After voting Wednesday to fire a judicial commissioner for poor job performance, Hamilton County commissioners are hoping to fill the open slot by Oct. 3.
Commissioners voted 9-0 to fire Stuart Brown after his supervisor brought new paperwork she said documented multiple serious mistakes on his part on search warrants and bond documents.
The vote came after a Security and Corrections Committee meeting in which chief magistrate Lorrie Miller and Brown each were asked to speak about his performance.
Miller brought a sheaf of paperwork and said Brown made mistakes despite more than 130 hours of training and even after commissioners voted on Aug. 29 to keep him on the job.
She said that over the weekend Brown signed a warrant for a blood draw in a DUI arrest even though the officer's sworn affidavit never said the defendant was driving.
"This is a catastrophic error; this evidence will be thrown out, I guarantee you. This is extreme liability on the county," Miller said. "I'm renewing my recommendation, urging this body to terminate Stuart and find someone else to take his place."
Brown was more than 30 minutes late, although his attorney was present for part of the committee meeting. Though the committee meeting was called for 8:30 a.m., he said he'd been told to arrive at 9:15.
Brown told commissioners he didn't think he'd made any mistakes in his recent work, and that his fellow magistrates told him he was doing the job correctly.
When Vice Chairman Randy Fairbanks said magistrates, judges and others were telling the commissioners a different story, Brown challenged him to "name names." He asked for evidence showing poor performance and said everyone makes mistakes — even Miller, who he said failed to sign two search warrants over the weekend.
Brown's job has been on the edge since shortly after he was hired in May because of what Miller called repeated problems that weren't resolved after training.
In late August, he texted commissioners asking for half the remaining salary for his two-year term in return for his resignation and promise not to sue.
At the Aug. 29 meeting, Brown asked to stay on the job until Dec. 1 so he could keep his health insurance through the end of the year. Then the motion to fire him failed on a 5-4 vote and attorney Hank Hill said his client did not intend to resign.
Wednesday's committee meeting ended without a recommendation, but in the voting session that followed, Security and Corrections Chairman David Sharpe made a motion to fire Brown.
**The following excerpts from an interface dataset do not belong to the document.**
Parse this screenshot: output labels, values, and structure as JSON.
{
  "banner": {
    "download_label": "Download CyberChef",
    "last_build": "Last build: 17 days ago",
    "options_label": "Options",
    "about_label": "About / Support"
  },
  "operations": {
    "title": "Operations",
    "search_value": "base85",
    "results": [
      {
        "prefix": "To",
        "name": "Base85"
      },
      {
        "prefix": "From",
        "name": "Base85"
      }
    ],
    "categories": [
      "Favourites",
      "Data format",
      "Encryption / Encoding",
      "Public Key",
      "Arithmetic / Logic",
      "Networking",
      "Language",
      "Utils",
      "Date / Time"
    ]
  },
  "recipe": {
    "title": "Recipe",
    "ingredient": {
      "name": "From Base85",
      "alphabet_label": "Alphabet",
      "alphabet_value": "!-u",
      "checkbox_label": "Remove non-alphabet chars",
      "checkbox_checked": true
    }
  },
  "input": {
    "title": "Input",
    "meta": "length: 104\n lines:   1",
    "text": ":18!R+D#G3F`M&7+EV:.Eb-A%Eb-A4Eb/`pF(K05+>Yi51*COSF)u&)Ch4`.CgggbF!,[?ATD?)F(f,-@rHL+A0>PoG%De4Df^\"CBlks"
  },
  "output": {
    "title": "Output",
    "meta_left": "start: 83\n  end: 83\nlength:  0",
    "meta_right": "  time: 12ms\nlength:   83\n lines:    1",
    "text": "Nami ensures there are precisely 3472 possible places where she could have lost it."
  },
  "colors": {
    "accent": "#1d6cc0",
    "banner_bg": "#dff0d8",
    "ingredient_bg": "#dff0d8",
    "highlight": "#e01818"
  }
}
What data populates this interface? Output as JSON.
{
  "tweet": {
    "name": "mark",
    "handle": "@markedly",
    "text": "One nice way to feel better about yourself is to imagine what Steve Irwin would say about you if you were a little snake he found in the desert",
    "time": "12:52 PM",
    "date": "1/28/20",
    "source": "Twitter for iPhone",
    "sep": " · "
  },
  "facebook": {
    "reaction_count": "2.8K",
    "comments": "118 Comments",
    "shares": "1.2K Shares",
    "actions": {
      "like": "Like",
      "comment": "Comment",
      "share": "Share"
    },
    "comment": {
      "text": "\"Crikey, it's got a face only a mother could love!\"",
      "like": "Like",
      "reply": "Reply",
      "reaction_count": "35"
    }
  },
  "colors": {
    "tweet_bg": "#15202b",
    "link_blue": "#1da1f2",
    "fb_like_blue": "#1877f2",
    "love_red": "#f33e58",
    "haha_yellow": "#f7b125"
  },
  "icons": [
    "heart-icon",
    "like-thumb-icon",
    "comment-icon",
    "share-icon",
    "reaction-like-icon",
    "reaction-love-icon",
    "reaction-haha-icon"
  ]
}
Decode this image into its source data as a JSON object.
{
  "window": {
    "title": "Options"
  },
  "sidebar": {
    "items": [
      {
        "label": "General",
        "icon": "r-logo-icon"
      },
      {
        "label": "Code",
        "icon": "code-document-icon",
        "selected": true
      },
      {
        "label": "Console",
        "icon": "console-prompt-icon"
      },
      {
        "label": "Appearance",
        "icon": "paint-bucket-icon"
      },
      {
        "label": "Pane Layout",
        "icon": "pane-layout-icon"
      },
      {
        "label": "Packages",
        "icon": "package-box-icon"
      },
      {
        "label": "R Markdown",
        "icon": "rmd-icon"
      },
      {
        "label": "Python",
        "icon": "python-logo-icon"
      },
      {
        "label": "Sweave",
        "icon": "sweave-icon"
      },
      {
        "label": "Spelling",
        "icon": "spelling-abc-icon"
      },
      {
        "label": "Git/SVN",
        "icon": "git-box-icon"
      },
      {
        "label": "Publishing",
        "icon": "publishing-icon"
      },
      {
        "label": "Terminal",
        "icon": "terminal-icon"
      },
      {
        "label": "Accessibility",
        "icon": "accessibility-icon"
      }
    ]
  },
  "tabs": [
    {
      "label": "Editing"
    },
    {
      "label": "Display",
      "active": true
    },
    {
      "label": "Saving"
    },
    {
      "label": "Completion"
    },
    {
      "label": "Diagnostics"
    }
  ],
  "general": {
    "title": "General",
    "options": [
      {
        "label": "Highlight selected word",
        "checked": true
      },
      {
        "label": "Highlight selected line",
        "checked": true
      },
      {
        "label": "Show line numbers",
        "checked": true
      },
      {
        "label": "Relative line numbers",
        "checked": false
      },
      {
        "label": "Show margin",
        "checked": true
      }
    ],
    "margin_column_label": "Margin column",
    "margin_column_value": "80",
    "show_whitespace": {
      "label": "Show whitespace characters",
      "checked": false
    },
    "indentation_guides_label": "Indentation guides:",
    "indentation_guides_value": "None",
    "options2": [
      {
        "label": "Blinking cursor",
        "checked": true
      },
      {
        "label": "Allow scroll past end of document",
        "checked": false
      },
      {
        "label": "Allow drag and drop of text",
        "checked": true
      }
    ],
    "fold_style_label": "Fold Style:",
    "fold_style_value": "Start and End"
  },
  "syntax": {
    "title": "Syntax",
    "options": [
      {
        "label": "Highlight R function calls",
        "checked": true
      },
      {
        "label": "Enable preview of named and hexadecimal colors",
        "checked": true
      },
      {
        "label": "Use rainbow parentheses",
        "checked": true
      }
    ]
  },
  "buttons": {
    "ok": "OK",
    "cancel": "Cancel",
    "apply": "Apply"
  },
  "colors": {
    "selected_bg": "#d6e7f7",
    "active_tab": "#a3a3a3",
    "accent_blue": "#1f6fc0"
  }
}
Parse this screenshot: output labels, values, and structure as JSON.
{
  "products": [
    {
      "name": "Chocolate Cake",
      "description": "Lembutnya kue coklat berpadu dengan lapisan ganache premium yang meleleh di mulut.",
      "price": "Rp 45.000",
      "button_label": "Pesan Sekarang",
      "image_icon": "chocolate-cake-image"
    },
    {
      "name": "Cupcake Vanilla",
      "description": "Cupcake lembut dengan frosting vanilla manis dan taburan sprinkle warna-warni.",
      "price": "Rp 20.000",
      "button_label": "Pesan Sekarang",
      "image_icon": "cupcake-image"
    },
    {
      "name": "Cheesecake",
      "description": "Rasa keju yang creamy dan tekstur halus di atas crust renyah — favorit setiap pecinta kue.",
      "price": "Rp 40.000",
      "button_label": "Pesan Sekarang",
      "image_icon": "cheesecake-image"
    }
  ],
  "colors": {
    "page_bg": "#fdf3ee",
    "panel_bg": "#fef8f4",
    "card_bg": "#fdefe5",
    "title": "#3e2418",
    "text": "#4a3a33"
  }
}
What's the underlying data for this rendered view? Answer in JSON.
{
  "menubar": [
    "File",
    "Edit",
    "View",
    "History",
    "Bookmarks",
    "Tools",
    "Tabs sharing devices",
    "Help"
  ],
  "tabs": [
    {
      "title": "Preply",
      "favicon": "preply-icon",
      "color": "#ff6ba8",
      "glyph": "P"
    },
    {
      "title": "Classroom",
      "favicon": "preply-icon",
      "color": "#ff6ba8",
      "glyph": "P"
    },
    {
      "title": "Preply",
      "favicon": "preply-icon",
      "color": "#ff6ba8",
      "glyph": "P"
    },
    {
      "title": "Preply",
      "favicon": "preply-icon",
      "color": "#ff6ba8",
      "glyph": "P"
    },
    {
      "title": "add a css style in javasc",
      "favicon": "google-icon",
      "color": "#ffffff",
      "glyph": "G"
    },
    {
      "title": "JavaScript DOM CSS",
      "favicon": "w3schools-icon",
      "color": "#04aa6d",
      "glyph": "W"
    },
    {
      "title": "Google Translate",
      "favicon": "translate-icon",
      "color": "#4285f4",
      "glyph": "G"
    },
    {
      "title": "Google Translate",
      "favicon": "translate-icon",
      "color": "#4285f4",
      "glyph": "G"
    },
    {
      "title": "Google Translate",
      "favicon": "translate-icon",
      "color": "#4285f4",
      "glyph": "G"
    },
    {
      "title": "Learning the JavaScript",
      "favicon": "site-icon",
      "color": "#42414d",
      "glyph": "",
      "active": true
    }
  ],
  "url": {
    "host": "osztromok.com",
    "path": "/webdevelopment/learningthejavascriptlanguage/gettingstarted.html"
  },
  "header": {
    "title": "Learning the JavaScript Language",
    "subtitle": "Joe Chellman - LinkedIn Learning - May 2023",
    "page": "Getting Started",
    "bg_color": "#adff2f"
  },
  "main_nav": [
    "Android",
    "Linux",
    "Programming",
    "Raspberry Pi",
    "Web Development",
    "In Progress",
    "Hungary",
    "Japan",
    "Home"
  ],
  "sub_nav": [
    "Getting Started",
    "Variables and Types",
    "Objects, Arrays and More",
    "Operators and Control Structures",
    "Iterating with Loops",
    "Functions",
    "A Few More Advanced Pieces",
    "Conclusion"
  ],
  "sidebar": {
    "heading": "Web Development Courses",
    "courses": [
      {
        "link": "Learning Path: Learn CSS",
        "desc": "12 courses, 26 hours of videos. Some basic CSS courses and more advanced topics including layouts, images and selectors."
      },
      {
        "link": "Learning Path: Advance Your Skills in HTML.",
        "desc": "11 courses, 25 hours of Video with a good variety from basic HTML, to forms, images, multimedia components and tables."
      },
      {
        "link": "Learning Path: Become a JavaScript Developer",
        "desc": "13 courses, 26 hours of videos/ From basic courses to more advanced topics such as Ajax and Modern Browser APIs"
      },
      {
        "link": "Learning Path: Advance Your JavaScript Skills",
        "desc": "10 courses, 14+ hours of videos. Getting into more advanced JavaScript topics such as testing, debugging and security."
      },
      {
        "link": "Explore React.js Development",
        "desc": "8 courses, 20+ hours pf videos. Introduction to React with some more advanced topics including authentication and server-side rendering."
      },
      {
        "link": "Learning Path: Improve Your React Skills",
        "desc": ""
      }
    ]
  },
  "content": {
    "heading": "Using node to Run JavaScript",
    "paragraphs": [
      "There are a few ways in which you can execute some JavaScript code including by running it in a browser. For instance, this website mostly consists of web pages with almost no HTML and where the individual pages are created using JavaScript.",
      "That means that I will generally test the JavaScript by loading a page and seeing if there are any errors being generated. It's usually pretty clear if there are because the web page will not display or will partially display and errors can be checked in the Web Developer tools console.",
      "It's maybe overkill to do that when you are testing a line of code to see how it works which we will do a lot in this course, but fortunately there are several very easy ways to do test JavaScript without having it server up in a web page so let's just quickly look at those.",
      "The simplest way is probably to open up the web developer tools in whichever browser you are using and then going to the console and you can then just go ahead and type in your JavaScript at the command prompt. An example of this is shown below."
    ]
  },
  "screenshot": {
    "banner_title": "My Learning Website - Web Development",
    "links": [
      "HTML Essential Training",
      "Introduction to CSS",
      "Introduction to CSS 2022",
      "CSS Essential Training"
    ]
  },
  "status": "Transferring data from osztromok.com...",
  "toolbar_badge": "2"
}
Commissioner Chester Bankston seconded and the vote was unanimous.
Hill told the Times Free Press on Wednesday afternoon that to not discuss a motion to fire Brown in the committee meeting was unfair and didn't provide him due process.
"One would have thought they would have made the motion in front of Brown in committee, which they chose not to do," Hill said. He had tried to respond for his client to various allegations raised in the committee but Sharpe cut him off, saying, "This isn't a court case, Mr. Hill."
"I'm not sure 'cowardly' is the word but it's close," Hill said. "'Underhanded' kind of comes to mind, too. If you're going to do this to somebody, at least do it face to face."
Hill said he intends to send a written response to the commission and County Attorney Rheubin Taylor this week.
Contact staff writer Judy Walton at firstname.lastname@example.org or 423-757-6416.